Weeks after the trip, when Seamus learned his father had been killed, he was stunned. His friend Matthew Calvelo, who often ran with Seamus and Michael, was the first person he called.

"We probably walked five or six miles around his neighborhood (that day)," says Calvelo. "Just over and over again, talking about his dad. Afterward he pulled out all the letters his dad sent to him over the years, over all his childhood pretty much, and read them all out loud. It was pretty emotional. Seamus was hit really hard."

Yet in many ways, Michael is still by his son's side. In the year-plus since his death, he's continued to lead his son into new running adventures.

While he was overseas, Michael signed up for the Harbison 50K in Columbia, South Carolina, scheduled for January of this year. A couple of months before the race, Seamus says he received a Facebook message from David Nance, the race director and his father's good friend.

"He was like, 'Hey, would you take his spot?'" Seamus recalls. He jumped at the chance. He admits now he "never really mentally accepted the fact it was 31 miles. I just wanted to fill in my dad's steps and run that race."

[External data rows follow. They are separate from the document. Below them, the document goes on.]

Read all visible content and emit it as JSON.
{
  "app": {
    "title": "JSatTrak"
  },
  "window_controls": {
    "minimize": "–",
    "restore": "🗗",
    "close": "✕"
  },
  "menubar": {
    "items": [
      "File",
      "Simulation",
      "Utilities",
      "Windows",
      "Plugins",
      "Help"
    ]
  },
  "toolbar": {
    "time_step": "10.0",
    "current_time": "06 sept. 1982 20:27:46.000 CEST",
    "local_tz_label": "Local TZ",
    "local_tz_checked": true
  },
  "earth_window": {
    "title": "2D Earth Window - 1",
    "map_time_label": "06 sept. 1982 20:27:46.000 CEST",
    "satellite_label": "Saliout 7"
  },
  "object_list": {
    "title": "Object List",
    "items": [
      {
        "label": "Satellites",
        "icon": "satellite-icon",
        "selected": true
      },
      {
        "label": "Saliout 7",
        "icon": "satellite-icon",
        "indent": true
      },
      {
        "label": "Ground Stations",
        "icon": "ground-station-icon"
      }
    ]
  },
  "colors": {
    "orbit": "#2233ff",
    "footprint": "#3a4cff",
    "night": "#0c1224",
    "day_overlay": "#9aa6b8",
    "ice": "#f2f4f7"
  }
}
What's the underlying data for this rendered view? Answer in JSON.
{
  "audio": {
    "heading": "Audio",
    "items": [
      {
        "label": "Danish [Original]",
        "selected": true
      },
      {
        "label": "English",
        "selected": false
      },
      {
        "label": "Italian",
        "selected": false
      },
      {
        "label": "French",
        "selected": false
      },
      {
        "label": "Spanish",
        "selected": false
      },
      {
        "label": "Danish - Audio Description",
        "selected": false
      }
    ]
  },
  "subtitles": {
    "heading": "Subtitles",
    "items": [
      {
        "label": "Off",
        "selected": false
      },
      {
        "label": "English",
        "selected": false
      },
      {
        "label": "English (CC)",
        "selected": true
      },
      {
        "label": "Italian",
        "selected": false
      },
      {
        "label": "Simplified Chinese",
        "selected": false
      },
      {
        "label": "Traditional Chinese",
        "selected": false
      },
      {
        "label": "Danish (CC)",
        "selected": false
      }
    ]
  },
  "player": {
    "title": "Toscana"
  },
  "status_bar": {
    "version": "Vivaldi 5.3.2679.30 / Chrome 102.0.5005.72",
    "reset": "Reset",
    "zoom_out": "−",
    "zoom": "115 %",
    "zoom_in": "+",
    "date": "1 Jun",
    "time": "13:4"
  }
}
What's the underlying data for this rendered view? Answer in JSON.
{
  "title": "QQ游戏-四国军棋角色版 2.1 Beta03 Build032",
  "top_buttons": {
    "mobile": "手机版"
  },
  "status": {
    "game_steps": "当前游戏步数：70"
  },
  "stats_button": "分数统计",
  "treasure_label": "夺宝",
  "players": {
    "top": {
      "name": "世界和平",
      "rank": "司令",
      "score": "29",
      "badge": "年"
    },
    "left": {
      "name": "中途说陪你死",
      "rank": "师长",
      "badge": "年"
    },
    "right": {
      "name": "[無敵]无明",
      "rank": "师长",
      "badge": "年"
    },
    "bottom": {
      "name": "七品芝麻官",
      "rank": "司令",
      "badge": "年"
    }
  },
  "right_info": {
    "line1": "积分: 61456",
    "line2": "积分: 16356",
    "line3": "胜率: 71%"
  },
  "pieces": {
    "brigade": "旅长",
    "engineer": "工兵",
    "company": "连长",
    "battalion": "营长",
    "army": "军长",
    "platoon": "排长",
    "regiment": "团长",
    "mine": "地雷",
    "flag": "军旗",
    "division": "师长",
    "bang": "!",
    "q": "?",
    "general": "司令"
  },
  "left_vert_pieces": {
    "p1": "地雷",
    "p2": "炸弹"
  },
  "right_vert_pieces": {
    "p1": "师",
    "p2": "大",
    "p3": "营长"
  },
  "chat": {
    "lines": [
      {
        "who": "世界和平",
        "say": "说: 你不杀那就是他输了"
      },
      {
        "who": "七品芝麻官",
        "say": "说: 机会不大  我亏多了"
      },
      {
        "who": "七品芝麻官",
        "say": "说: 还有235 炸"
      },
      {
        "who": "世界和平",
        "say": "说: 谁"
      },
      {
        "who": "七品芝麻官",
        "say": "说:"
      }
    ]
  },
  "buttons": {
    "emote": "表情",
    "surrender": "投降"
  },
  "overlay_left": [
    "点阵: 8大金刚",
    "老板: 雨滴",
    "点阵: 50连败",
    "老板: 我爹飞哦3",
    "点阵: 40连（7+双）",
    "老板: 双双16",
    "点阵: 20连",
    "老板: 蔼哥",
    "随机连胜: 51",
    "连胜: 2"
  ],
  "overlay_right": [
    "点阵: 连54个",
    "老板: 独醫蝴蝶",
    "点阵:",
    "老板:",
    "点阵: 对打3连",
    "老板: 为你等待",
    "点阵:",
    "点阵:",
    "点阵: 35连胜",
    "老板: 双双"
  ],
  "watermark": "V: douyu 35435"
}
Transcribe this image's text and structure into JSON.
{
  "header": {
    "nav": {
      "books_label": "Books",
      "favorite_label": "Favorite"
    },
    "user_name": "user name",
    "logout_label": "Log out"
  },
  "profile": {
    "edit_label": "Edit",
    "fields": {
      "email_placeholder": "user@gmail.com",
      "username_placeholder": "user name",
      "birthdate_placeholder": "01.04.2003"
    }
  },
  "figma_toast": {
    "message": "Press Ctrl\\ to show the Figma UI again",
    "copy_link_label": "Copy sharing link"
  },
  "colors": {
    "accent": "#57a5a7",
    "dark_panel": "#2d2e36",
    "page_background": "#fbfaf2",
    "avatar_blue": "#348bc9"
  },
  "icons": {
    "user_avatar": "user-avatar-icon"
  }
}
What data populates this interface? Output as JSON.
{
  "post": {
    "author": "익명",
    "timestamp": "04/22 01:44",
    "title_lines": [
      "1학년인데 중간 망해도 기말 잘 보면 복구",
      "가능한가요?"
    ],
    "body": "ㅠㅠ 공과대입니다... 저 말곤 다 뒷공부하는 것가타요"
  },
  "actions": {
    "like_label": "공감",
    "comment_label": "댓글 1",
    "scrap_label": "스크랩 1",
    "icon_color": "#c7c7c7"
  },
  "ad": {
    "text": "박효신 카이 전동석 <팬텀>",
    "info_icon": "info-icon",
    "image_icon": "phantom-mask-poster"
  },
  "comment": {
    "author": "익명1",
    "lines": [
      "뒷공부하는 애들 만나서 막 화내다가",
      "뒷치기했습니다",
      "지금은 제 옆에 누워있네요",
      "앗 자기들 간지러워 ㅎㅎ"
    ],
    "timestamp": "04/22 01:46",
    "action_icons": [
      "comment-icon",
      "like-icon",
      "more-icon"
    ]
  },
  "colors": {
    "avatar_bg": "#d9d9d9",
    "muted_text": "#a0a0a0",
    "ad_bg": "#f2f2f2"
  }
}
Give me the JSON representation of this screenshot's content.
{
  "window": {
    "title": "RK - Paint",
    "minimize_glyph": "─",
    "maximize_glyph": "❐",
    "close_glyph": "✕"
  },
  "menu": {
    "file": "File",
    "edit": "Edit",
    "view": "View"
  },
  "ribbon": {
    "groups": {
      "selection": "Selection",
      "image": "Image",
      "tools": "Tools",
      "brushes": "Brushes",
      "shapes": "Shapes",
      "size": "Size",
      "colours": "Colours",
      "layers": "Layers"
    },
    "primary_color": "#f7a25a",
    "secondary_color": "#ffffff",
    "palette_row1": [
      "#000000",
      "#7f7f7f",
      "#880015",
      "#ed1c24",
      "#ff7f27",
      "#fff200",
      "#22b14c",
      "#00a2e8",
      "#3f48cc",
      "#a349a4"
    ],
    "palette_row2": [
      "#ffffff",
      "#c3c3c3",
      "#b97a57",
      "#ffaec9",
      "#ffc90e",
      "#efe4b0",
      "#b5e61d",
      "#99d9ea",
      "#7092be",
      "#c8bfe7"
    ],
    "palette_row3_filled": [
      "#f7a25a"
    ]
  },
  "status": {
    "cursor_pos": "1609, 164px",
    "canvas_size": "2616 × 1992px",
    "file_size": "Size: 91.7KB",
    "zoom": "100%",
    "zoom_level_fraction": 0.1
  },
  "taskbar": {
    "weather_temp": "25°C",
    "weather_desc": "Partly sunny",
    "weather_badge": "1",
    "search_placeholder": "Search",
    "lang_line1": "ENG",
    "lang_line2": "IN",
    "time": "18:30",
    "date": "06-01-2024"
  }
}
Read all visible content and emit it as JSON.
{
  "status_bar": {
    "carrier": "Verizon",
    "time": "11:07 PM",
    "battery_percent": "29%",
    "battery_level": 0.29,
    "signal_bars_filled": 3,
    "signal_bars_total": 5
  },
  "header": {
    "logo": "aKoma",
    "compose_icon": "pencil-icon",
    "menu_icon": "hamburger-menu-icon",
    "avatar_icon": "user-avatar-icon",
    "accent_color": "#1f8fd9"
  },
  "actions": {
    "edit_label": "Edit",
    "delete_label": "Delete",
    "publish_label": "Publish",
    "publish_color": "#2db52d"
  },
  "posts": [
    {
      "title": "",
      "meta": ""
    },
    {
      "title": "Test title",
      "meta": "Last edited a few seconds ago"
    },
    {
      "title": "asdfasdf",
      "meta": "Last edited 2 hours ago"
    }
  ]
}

It rained that day, and the hilly course was rugged. He calls it "a beast." But Seamus finished in 5 hours, 58 minutes, beating his father's time from the previous year by about two minutes.

The race opened his eyes to ultras, and now he says he can see they might be his future, just as they were his father's favorites.

On July 4, Seamus also ran a 10K in Augusta, Georgia, near where his father had once served at Fort Gordon and been active in the running community. The Augusta Striders running club raised nearly $7,000 to erect a bronze memorial to Michael along the route.

And now, Seamus -- at 6-2, who has grown into a long strider -- will run the Marine Corps Marathon, a race with deep military connections. It's organized by the Marine Corps and finishers receive their medals from a Marine. In 2014, both the men's and women's winners were active-duty Army soldiers.

When Seamus was contacted by wear blue: run to remember to participate in this year's race and run his first marathon, he eagerly accepted.

"You can't beat it," he says. "Big city, military support, support through running. Two things I love are the military and running, and those combined is just a wonderful thing."

He's not making any predictions about what time he might post. He's never run a marathon, is unfamiliar with the course and likely will stop between Miles 12-13 to honor his father in some way.

"I never want to put in a number," Seamus says. "I just put on my shoes and finish. When I come across is what I get."

Seamus says he'd love to have a time good enough to qualify for the Boston Marathon (3:05 for his age group). That accomplishment would connect him in another way to his dad, a lifelong New England sports fan who ran the Boston Marathon-concurrent "Shadow Run" in Afghanistan in 2014.

But that's secondary to the main purpose of this weekend's run: to honor his father and others.

"I run to remember," he says. "I've met a lot of people in the past who have lost family members. I don't want to be selfish and do just my dad. I just want to be a good image to those who have fallen."

One of those who have fallen is the son of a woman he met recently. Her son was killed last year on the day of the marathon. After they had talked awhile and she learned he would be running this year's race, she asked Seamus to take some of her son's ashes with him during the race. He agreed.

"She said, 'When you're at the marathon ... wherever you are, just put him where your heart places him,'" Seamus says. He's proud to do it.

One thing is certain: This won't be Seamus' last marathon. Running will always be part of his life, thanks to his dad. It's a link so strong he has trouble explaining it.

After Michael was killed and Seamus returned to the cross country team, he had a breakthrough. He'd been stuck right around 18:00 flat in the 5K, but quickly dropped to 17:20.

"I dropped like 40 seconds in three weeks," he says. "I just felt, honestly felt, like my dad was literally in me, moving my legs instead of me. It's really weird. I felt like it was actually happening."